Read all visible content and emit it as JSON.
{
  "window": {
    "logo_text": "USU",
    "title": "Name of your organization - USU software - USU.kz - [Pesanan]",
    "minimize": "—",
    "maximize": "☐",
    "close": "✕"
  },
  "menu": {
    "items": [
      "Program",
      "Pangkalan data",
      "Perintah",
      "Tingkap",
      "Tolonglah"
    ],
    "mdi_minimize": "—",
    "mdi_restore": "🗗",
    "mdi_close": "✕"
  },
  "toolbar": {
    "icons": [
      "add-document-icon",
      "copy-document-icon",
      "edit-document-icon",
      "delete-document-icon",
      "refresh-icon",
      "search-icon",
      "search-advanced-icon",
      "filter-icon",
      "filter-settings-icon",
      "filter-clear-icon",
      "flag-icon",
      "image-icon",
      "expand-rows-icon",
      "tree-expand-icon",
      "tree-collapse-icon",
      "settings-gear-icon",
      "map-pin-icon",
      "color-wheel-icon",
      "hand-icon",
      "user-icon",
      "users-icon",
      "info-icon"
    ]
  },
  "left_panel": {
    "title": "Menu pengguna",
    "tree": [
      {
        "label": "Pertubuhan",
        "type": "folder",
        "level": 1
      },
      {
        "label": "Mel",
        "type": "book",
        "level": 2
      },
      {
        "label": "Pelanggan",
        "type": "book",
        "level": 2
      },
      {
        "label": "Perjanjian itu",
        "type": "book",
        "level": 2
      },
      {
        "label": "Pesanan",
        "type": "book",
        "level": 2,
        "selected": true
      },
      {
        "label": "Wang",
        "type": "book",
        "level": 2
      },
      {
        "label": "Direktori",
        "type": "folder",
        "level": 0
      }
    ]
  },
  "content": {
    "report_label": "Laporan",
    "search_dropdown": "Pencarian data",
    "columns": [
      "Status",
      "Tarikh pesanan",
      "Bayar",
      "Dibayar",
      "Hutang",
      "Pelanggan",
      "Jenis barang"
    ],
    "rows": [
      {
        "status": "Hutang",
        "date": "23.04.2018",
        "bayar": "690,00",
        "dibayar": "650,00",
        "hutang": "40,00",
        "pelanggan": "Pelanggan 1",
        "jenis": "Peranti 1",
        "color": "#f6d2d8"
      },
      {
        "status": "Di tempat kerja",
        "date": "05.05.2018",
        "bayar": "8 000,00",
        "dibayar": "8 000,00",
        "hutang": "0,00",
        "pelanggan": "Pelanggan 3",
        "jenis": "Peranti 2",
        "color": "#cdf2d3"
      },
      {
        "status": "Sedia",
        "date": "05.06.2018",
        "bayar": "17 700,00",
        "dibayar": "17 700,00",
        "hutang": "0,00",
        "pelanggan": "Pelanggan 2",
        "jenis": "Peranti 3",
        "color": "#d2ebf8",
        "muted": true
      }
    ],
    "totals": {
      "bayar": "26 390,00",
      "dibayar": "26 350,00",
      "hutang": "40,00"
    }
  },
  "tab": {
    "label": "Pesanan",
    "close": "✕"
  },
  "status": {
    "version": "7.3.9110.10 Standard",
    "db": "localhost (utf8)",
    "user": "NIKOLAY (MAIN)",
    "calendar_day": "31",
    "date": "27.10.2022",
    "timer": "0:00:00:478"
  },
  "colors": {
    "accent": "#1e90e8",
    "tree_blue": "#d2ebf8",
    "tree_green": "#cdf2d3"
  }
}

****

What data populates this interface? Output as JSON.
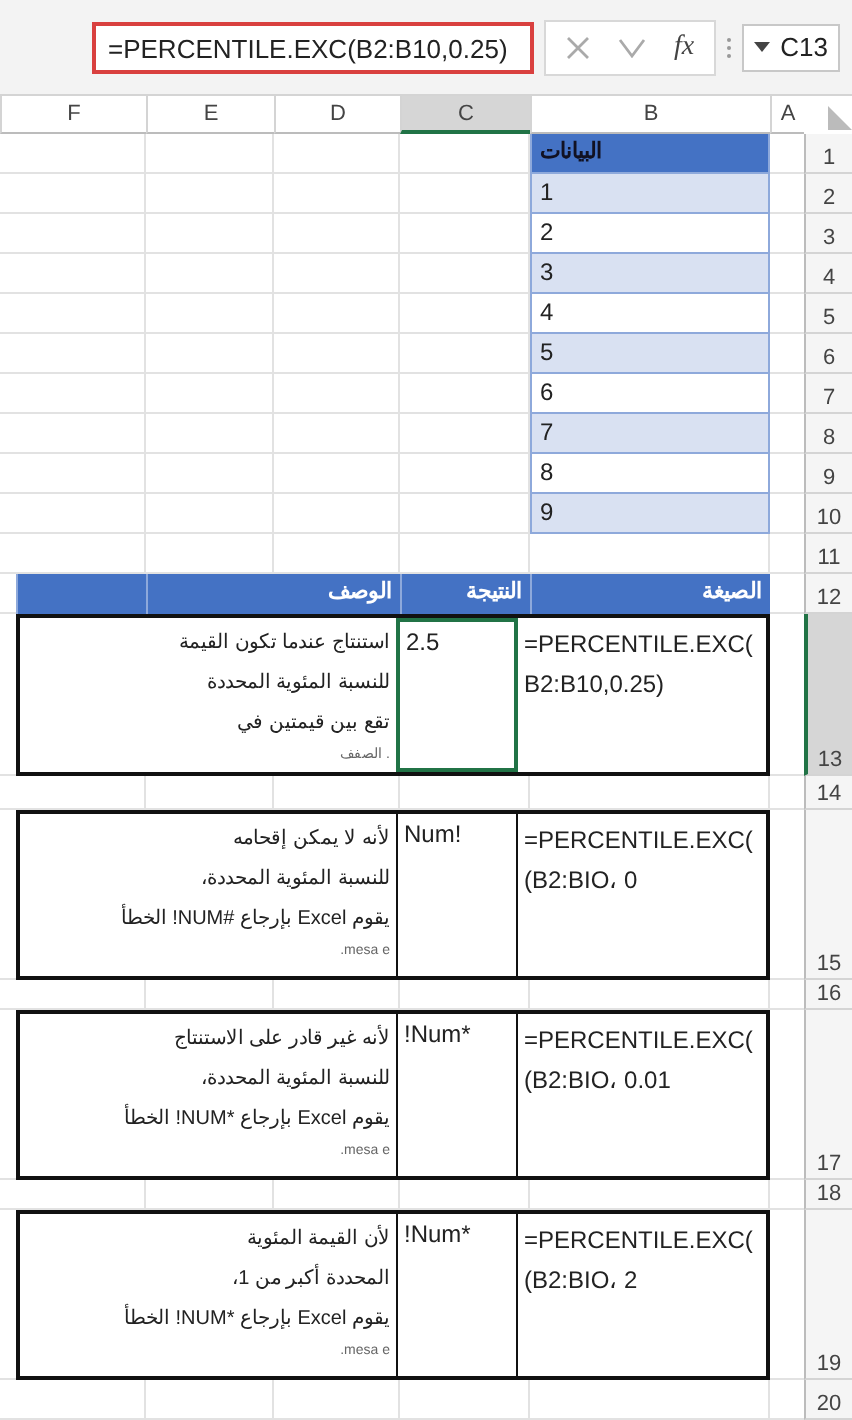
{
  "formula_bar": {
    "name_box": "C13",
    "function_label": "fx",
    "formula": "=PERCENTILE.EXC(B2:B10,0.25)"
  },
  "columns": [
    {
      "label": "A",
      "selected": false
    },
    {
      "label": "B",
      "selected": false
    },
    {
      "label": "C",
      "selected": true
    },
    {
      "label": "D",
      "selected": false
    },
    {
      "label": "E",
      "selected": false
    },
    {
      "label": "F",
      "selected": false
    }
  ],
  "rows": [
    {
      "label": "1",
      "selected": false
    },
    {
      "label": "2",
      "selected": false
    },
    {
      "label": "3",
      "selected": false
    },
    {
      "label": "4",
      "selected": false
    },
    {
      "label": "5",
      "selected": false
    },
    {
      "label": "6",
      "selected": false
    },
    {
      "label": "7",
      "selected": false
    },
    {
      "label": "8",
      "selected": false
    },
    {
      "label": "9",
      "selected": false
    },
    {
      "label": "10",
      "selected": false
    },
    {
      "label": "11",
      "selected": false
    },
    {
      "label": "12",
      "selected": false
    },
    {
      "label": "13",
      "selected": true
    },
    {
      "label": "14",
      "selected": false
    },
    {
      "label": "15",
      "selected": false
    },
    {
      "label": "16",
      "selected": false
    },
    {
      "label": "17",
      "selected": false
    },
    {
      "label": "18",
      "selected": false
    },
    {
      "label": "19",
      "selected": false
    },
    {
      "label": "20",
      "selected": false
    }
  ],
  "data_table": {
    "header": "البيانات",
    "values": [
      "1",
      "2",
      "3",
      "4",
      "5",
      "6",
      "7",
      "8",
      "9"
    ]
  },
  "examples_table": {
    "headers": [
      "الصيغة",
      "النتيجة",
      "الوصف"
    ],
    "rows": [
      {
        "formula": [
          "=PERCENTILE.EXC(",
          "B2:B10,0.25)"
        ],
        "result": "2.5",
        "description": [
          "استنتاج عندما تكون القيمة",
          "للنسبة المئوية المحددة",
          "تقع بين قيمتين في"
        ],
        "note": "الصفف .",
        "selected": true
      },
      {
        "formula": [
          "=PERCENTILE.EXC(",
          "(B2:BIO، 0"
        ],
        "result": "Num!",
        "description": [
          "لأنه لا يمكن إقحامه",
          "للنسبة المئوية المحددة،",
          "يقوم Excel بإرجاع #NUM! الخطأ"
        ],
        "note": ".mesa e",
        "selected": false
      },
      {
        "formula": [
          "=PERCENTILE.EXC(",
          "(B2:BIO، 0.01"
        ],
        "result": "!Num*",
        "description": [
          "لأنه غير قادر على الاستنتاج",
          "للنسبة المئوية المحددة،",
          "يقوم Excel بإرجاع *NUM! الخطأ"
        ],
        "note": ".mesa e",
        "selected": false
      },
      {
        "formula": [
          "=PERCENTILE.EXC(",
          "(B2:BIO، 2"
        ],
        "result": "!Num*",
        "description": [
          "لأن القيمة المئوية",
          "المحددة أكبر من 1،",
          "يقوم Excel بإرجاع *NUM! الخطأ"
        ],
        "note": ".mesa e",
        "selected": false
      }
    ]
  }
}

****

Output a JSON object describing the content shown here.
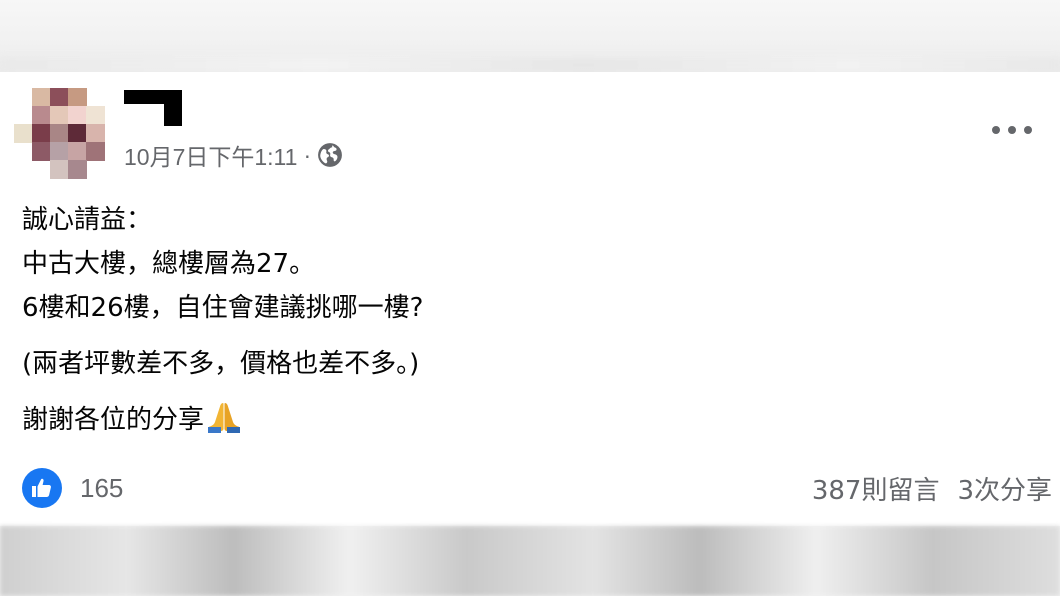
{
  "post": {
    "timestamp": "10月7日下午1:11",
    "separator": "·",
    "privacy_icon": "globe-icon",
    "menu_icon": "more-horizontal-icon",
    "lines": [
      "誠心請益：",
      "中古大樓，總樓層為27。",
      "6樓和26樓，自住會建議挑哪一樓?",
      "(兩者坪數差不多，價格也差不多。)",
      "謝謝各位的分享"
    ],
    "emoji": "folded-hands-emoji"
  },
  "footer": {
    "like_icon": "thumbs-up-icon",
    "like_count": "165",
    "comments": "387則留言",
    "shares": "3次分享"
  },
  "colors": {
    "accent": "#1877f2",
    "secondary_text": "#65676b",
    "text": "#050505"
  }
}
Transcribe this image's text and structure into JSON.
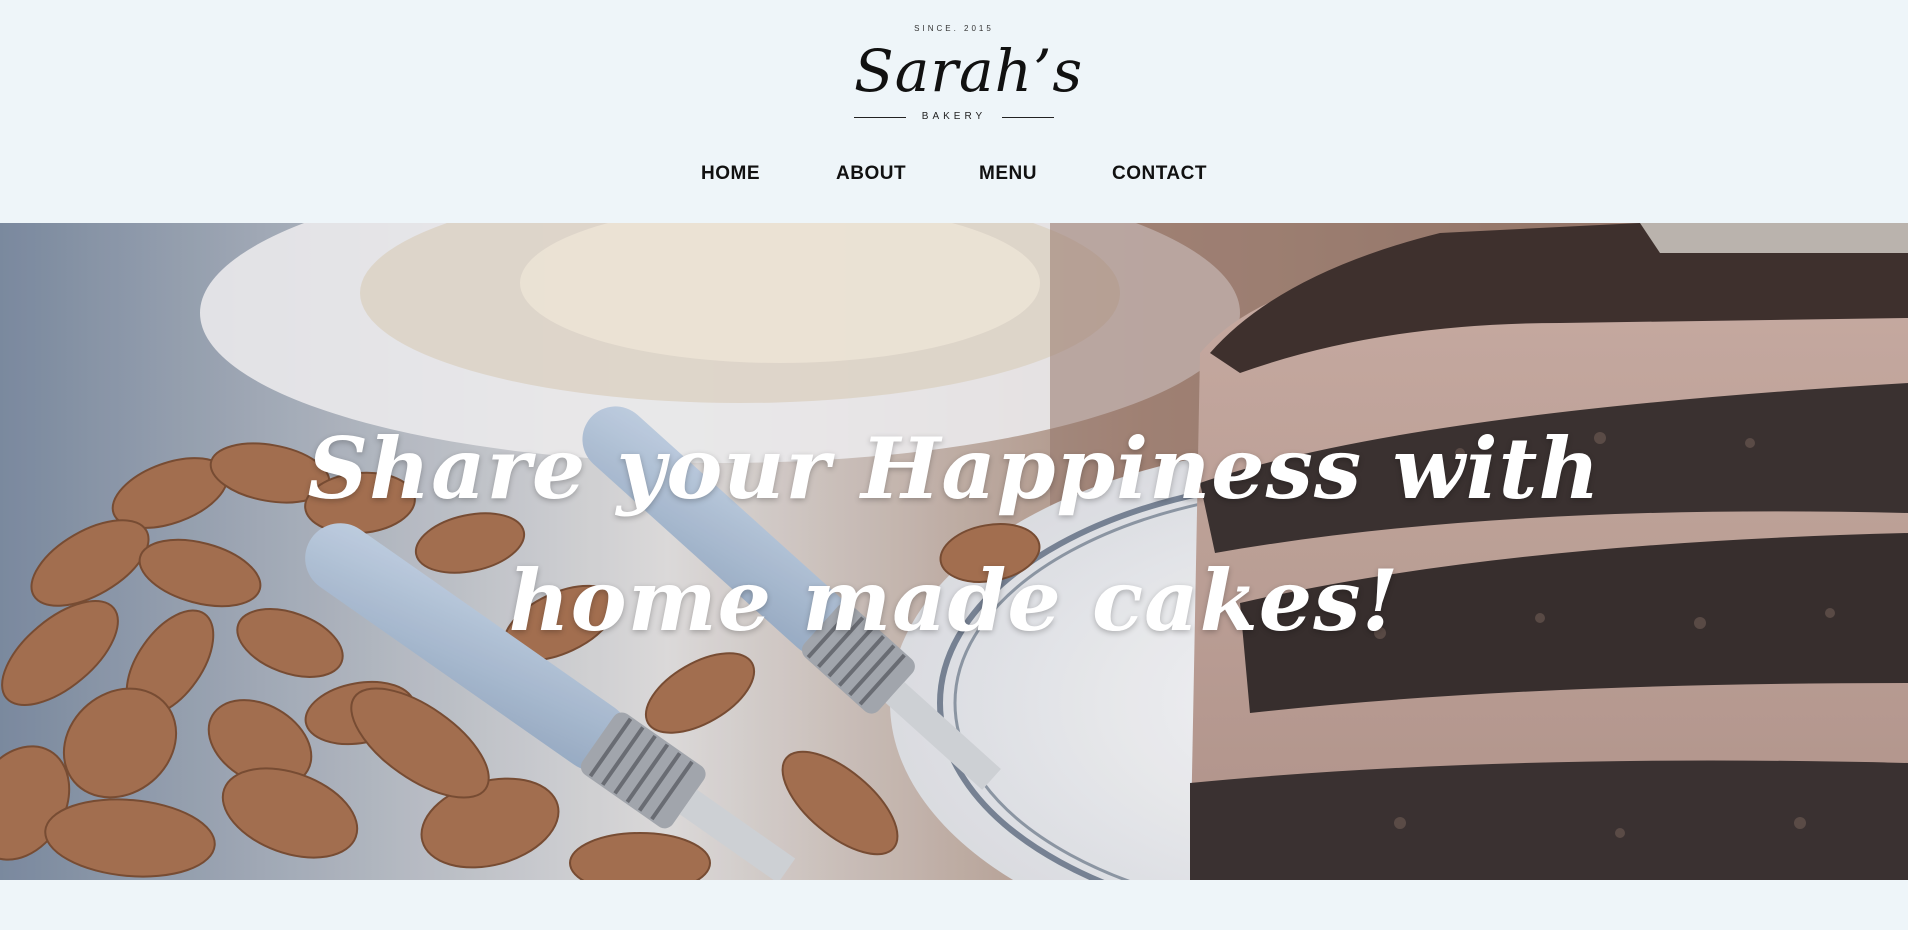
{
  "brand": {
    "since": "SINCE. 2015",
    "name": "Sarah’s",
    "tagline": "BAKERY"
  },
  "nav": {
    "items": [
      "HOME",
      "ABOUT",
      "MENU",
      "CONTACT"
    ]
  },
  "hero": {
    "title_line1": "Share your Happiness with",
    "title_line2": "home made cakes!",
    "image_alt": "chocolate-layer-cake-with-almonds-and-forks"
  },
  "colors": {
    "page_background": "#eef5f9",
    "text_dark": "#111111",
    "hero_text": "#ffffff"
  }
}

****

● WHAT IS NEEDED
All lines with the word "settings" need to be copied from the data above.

● RESPONSE TO THE TASK
      "filter-settings-icon",
      "settings-gear-icon",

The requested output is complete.